## EXERCISE INPUT
►

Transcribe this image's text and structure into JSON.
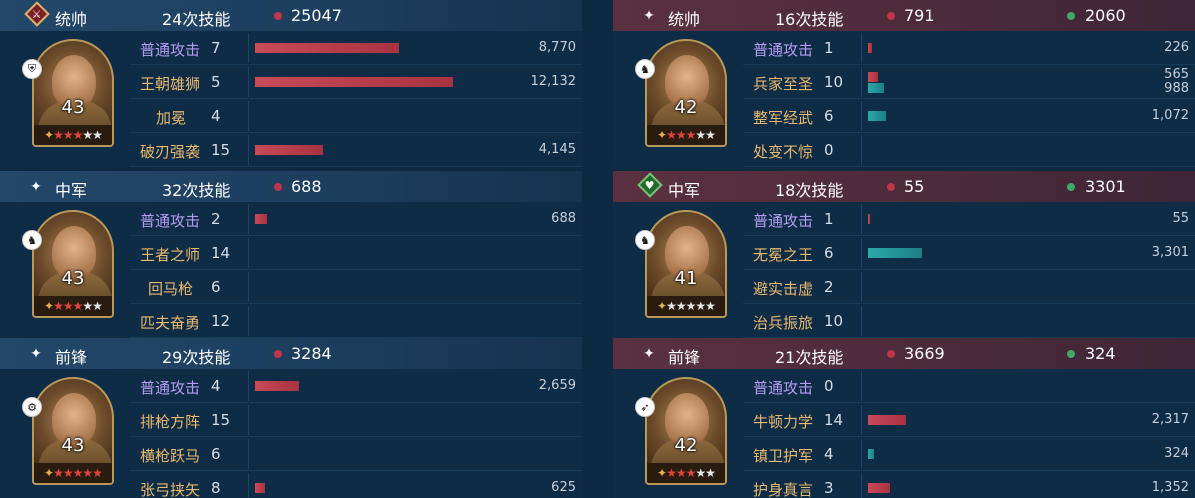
{
  "colors": {
    "damage_dot": "#c2344a",
    "heal_dot": "#3fa86a",
    "attack_skill": "#b59cf2",
    "skill": "#e8b86c",
    "damage_bar": "#c94a58",
    "heal_bar": "#2aa8a8"
  },
  "left": [
    {
      "position": "统帅",
      "position_icon": "emblem-red",
      "casts": "24次技能",
      "damage": "25047",
      "heal": "",
      "level": "43",
      "troop_icon": "shield-icon",
      "stars_red": 3,
      "stars_white": 2,
      "skills": [
        {
          "name": "普通攻击",
          "count": "7",
          "damage": "8,770",
          "damage_pct": 0.72,
          "heal": "",
          "heal_pct": 0,
          "attack": true
        },
        {
          "name": "王朝雄狮",
          "count": "5",
          "damage": "12,132",
          "damage_pct": 0.99,
          "heal": "",
          "heal_pct": 0,
          "attack": false
        },
        {
          "name": "加冕",
          "count": "4",
          "damage": "",
          "damage_pct": 0,
          "heal": "",
          "heal_pct": 0,
          "attack": false
        },
        {
          "name": "破刃强袭",
          "count": "15",
          "damage": "4,145",
          "damage_pct": 0.34,
          "heal": "",
          "heal_pct": 0,
          "attack": false
        }
      ]
    },
    {
      "position": "中军",
      "position_icon": "sparkle-icon",
      "casts": "32次技能",
      "damage": "688",
      "heal": "",
      "level": "43",
      "troop_icon": "horse-icon",
      "stars_red": 3,
      "stars_white": 2,
      "skills": [
        {
          "name": "普通攻击",
          "count": "2",
          "damage": "688",
          "damage_pct": 0.06,
          "heal": "",
          "heal_pct": 0,
          "attack": true
        },
        {
          "name": "王者之师",
          "count": "14",
          "damage": "",
          "damage_pct": 0,
          "heal": "",
          "heal_pct": 0,
          "attack": false
        },
        {
          "name": "回马枪",
          "count": "6",
          "damage": "",
          "damage_pct": 0,
          "heal": "",
          "heal_pct": 0,
          "attack": false
        },
        {
          "name": "匹夫奋勇",
          "count": "12",
          "damage": "",
          "damage_pct": 0,
          "heal": "",
          "heal_pct": 0,
          "attack": false
        }
      ]
    },
    {
      "position": "前锋",
      "position_icon": "sparkle-icon",
      "casts": "29次技能",
      "damage": "3284",
      "heal": "",
      "level": "43",
      "troop_icon": "cannon-icon",
      "stars_red": 5,
      "stars_white": 0,
      "skills": [
        {
          "name": "普通攻击",
          "count": "4",
          "damage": "2,659",
          "damage_pct": 0.22,
          "heal": "",
          "heal_pct": 0,
          "attack": true
        },
        {
          "name": "排枪方阵",
          "count": "15",
          "damage": "",
          "damage_pct": 0,
          "heal": "",
          "heal_pct": 0,
          "attack": false
        },
        {
          "name": "横枪跃马",
          "count": "6",
          "damage": "",
          "damage_pct": 0,
          "heal": "",
          "heal_pct": 0,
          "attack": false
        },
        {
          "name": "张弓挟矢",
          "count": "8",
          "damage": "625",
          "damage_pct": 0.05,
          "heal": "",
          "heal_pct": 0,
          "attack": false
        }
      ]
    }
  ],
  "right": [
    {
      "position": "统帅",
      "position_icon": "sparkle-icon",
      "casts": "16次技能",
      "damage": "791",
      "heal": "2060",
      "level": "42",
      "troop_icon": "horse-icon",
      "stars_red": 3,
      "stars_white": 2,
      "skills": [
        {
          "name": "普通攻击",
          "count": "1",
          "damage": "226",
          "damage_pct": 0.02,
          "heal": "",
          "heal_pct": 0,
          "attack": true
        },
        {
          "name": "兵家至圣",
          "count": "10",
          "damage": "565",
          "damage_pct": 0.05,
          "heal": "988",
          "heal_pct": 0.08,
          "attack": false
        },
        {
          "name": "整军经武",
          "count": "6",
          "damage": "",
          "damage_pct": 0,
          "heal": "1,072",
          "heal_pct": 0.09,
          "attack": false
        },
        {
          "name": "处变不惊",
          "count": "0",
          "damage": "",
          "damage_pct": 0,
          "heal": "",
          "heal_pct": 0,
          "attack": false
        }
      ]
    },
    {
      "position": "中军",
      "position_icon": "emblem-green",
      "casts": "18次技能",
      "damage": "55",
      "heal": "3301",
      "level": "41",
      "troop_icon": "horse-icon",
      "stars_red": 0,
      "stars_white": 5,
      "skills": [
        {
          "name": "普通攻击",
          "count": "1",
          "damage": "55",
          "damage_pct": 0.005,
          "heal": "",
          "heal_pct": 0,
          "attack": true
        },
        {
          "name": "无冕之王",
          "count": "6",
          "damage": "",
          "damage_pct": 0,
          "heal": "3,301",
          "heal_pct": 0.27,
          "attack": false
        },
        {
          "name": "避实击虚",
          "count": "2",
          "damage": "",
          "damage_pct": 0,
          "heal": "",
          "heal_pct": 0,
          "attack": false
        },
        {
          "name": "治兵振旅",
          "count": "10",
          "damage": "",
          "damage_pct": 0,
          "heal": "",
          "heal_pct": 0,
          "attack": false
        }
      ]
    },
    {
      "position": "前锋",
      "position_icon": "sparkle-icon",
      "casts": "21次技能",
      "damage": "3669",
      "heal": "324",
      "level": "42",
      "troop_icon": "bow-icon",
      "stars_red": 3,
      "stars_white": 2,
      "skills": [
        {
          "name": "普通攻击",
          "count": "0",
          "damage": "",
          "damage_pct": 0,
          "heal": "",
          "heal_pct": 0,
          "attack": true
        },
        {
          "name": "牛顿力学",
          "count": "14",
          "damage": "2,317",
          "damage_pct": 0.19,
          "heal": "",
          "heal_pct": 0,
          "attack": false
        },
        {
          "name": "镇卫护军",
          "count": "4",
          "damage": "",
          "damage_pct": 0,
          "heal": "324",
          "heal_pct": 0.03,
          "attack": false
        },
        {
          "name": "护身真言",
          "count": "3",
          "damage": "1,352",
          "damage_pct": 0.11,
          "heal": "",
          "heal_pct": 0,
          "attack": false
        }
      ]
    }
  ]
}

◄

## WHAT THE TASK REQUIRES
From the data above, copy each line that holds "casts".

## RESPONSE AREA
      "casts": "24次技能",
      "casts": "32次技能",
      "casts": "29次技能",
      "casts": "16次技能",
      "casts": "18次技能",
      "casts": "21次技能",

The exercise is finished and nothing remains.